  8. A document entitled “Incogs” that provided instructions on how to conduct oneself while working in an undercover capacity, etc.

 

Mauro: Gilani and his followers deny that Jamaat ul-Fuqra even exists. Was Jamaat ul-Fuqra their formal name? Where did it come from and when did it change?

 

Fenger: Jamaat Al-Fuqra was one of the names used for this terrorist organization established by Gilani and used by the Fuqra during the 80s and early 90s. I have no knowledge of how this name originated or of its use having been discontinued. This name has appeared in Fuqra documents, magazine publications, in books and on videos, which at one time, I had in my custody. The Fuqra also used the names Muslims of the Americas, Soldiers of Allah and Muhammad Commandos.

 

Mauro: What kind of links did you find between the Colorado operation and the camps around the country and Pakistan?

 

Fenger: Gilani and his appointed leaders were the main links between the various compounds.
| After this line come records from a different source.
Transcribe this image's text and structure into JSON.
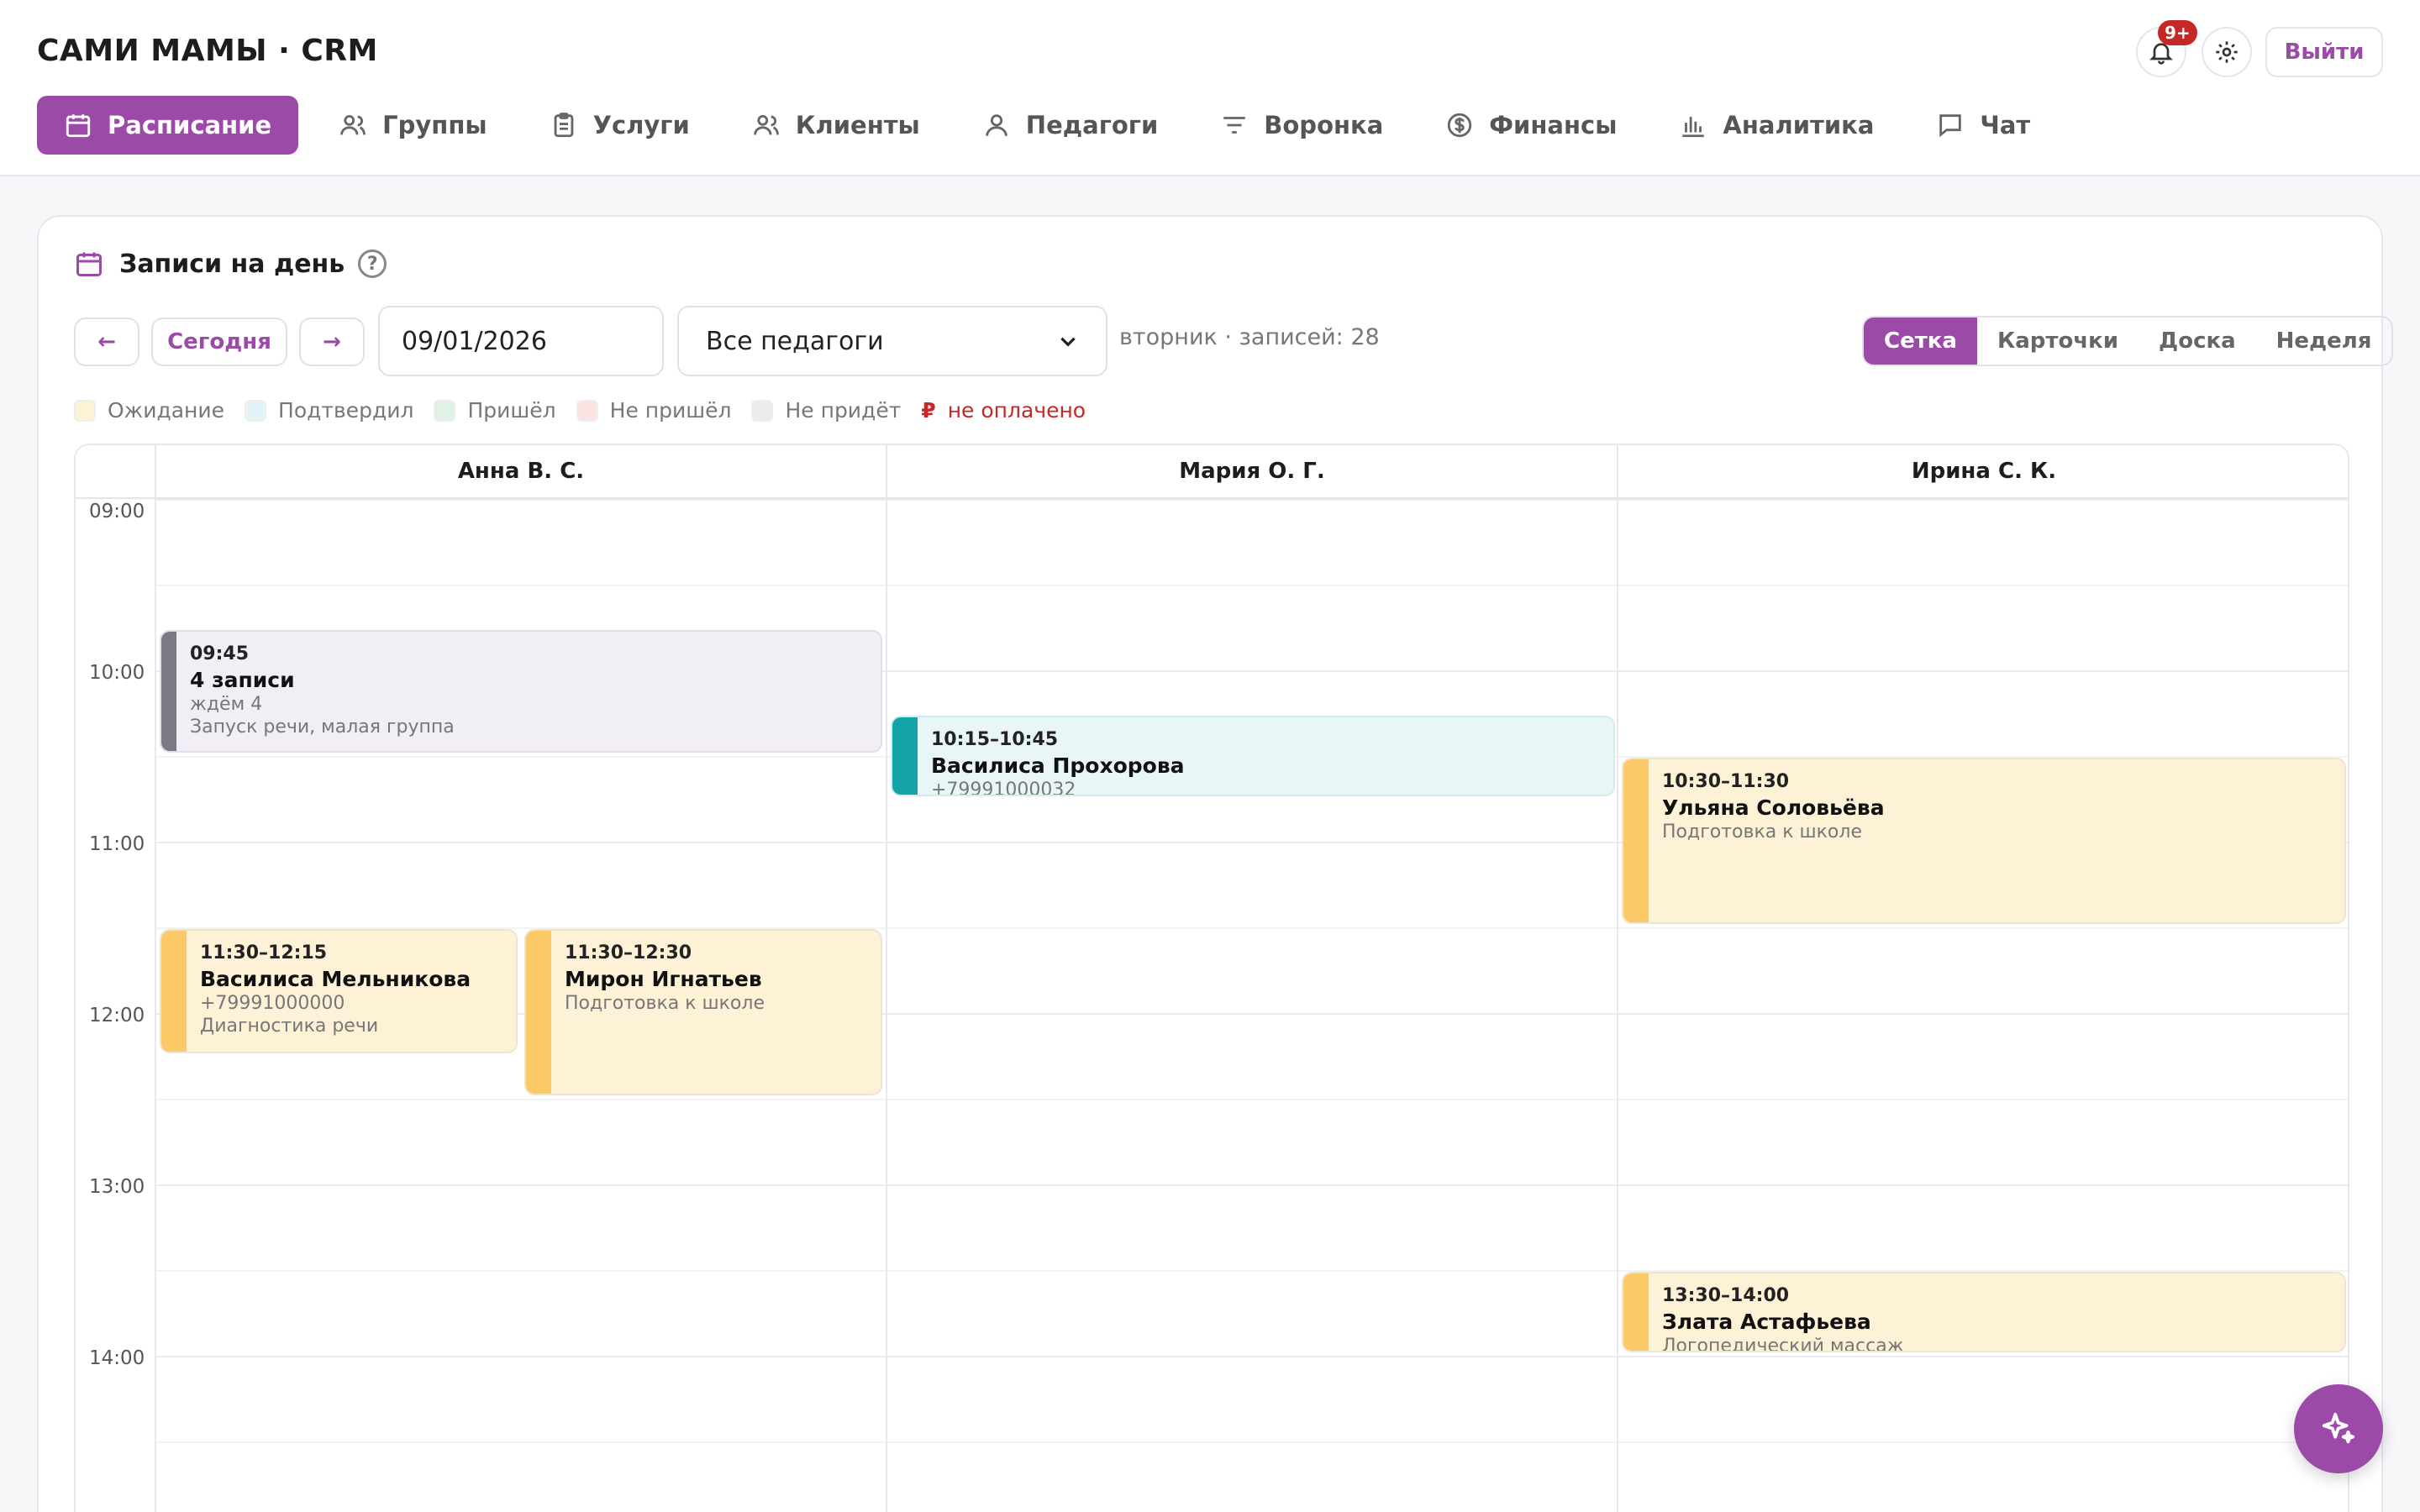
{
  "app": {
    "title": "САМИ МАМЫ · CRM"
  },
  "header": {
    "notifications_badge": "9+",
    "logout_label": "Выйти"
  },
  "nav": [
    {
      "label": "Расписание",
      "icon": "calendar-icon",
      "active": true
    },
    {
      "label": "Группы",
      "icon": "users-icon"
    },
    {
      "label": "Услуги",
      "icon": "clipboard-icon"
    },
    {
      "label": "Клиенты",
      "icon": "users-icon"
    },
    {
      "label": "Педагоги",
      "icon": "user-icon"
    },
    {
      "label": "Воронка",
      "icon": "filter-icon"
    },
    {
      "label": "Финансы",
      "icon": "dollar-icon"
    },
    {
      "label": "Аналитика",
      "icon": "bar-chart-icon"
    },
    {
      "label": "Чат",
      "icon": "chat-icon"
    }
  ],
  "card": {
    "title": "Записи на день",
    "help": "?"
  },
  "controls": {
    "prev": "←",
    "today": "Сегодня",
    "next": "→",
    "date_value": "09/01/2026",
    "teacher_select": "Все педагоги",
    "day_info": "вторник · записей: 28"
  },
  "views": {
    "grid": "Сетка",
    "cards": "Карточки",
    "board": "Доска",
    "week": "Неделя",
    "active": "Сетка"
  },
  "legend": {
    "items": [
      {
        "label": "Ожидание",
        "color": "#fdf1d6"
      },
      {
        "label": "Подтвердил",
        "color": "#e3f4f8"
      },
      {
        "label": "Пришёл",
        "color": "#e0f2e6"
      },
      {
        "label": "Не пришёл",
        "color": "#fbe3e3"
      },
      {
        "label": "Не придёт",
        "color": "#ececec"
      }
    ],
    "unpaid_symbol": "₽",
    "unpaid_label": "не оплачено"
  },
  "schedule": {
    "teachers": [
      "Анна В. С.",
      "Мария О. Г.",
      "Ирина С. К."
    ],
    "hours": [
      "09:00",
      "10:00",
      "11:00",
      "12:00",
      "13:00",
      "14:00"
    ],
    "events": [
      {
        "time": "09:45",
        "title": "4 записи",
        "line1": "ждём 4",
        "line2": "Запуск речи, малая группа",
        "color": "#f2eef5",
        "bar": "#7a7a85"
      },
      {
        "time": "10:15–10:45",
        "title": "Василиса Прохорова",
        "line1": "+79991000032",
        "color": "#e8f6f7",
        "bar": "#14a3a8"
      },
      {
        "time": "10:30–11:30",
        "title": "Ульяна Соловьёва",
        "line1": "Подготовка к школе",
        "color": "#fdf1d6",
        "bar": "#fcc969"
      },
      {
        "time": "11:30–12:15",
        "title": "Василиса Мельникова",
        "line1": "+79991000000",
        "line2": "Диагностика речи",
        "color": "#fdf1d6",
        "bar": "#fcc969"
      },
      {
        "time": "11:30–12:30",
        "title": "Мирон Игнатьев",
        "line1": "Подготовка к школе",
        "color": "#fdf1d6",
        "bar": "#fcc969"
      },
      {
        "time": "13:30–14:00",
        "title": "Злата Астафьева",
        "line1": "Логопедический массаж",
        "color": "#fdf1d6",
        "bar": "#fcc969"
      }
    ]
  },
  "colors": {
    "accent": "#9b4aa8",
    "danger": "#c62828"
  }
}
At the beginning of my investigation, I learned from FBI records that there were, at one time, 32 suspected Fuqra compounds in the U.S.

While developing the money laundering aspect of my case against Fuqra members, I was able to trace funds obtained from illegal sources (such as falsified and fraudulent workers compensation claims) to the New York compound, where the main financial accounting took place and from there to Pakistan into Gilani’s hands.

Everything in the U.S. Fuqra compounds occurred not only with the knowledge of Gilani, but at his direction, as well. I was able to chart just how the chain of command occurred. I am quite sure some of the women and children did not know the full scope of illegal Fuqra activities.

 

Mauro: Were the camps involved in guerilla/terrorist training?

 

Fenger: Throughout my investigation, I obtained evidence of paramilitary training taking place in the U.S. at various Fuqra compounds and in Pakistan. This evidence was in the form of military training manuals, weaponry, training films, actual targets with bullet holes and “hate slogans,” Fuqra memorandums, documents on how to live incognito, etc.

Evidence in the form of a film, titled “Soldiers of Allah,” revealed that Gilani arranged and provided military-style training to a number of his followers. Gilani also published a magazine titled “The Islamic Chronicle” that referred to this same type of training.

To my knowledge and at the time of my investigation, it was then Fuqra’s “modus operandi” not to carry out their terrorist operation near where they resided or where their camps were located. In fact, their planning went on in one location, their training in another and their criminal activities in still another location.

I have no knowledge of Fuqra’s recent activities or whether or not they still engaged in terrorist activities. I can state, however, that evidence in my custody at one time, revealed that much of their terrorist activity planning, such as murders, took place many years before those activities were actually carried out.

 

Mauro: Why did the FBI interfere with the Colorado State investigation? Did they give any reasoning?

 

Fenger: In June 1991, the Denver FBI officials and I met with then-Colorado Governor Roy Romer. At that meeting, the FBI advised the Governor that “Washington D.C.” was pulling them out of the Fuqra investigation.

At the Governor’s request, I continued the investigation on my own, several months later teaming up with the Colorado Attorney General’s investigators to help me execute numerous search warrants for bank records. I continued to spearhead the investigation.

Fuqra evidence, which came from the Astrozon storage locker [raided in 1989], was still held in the FBI’s custody. The FBI only gave me limited access to this evidence until a year later, when I finally obtained all of it. After turning over all the Astrozon storage locker material, the FBI re-joined our team for the raid in October 1992.

Subsequent to that event, the CIA requested me to meet with them in Washington D.C. to give them an update on my investigation. It was then that the FBI tried to prevent me from going. They contacted my boss, the Associate Director and my Department Director, in order to stop me from cooperating with the CIA. I have no idea why! Both of my directions continued to support me in cooperating with the CIA, which I did.

 


 

in First-Hand Testimony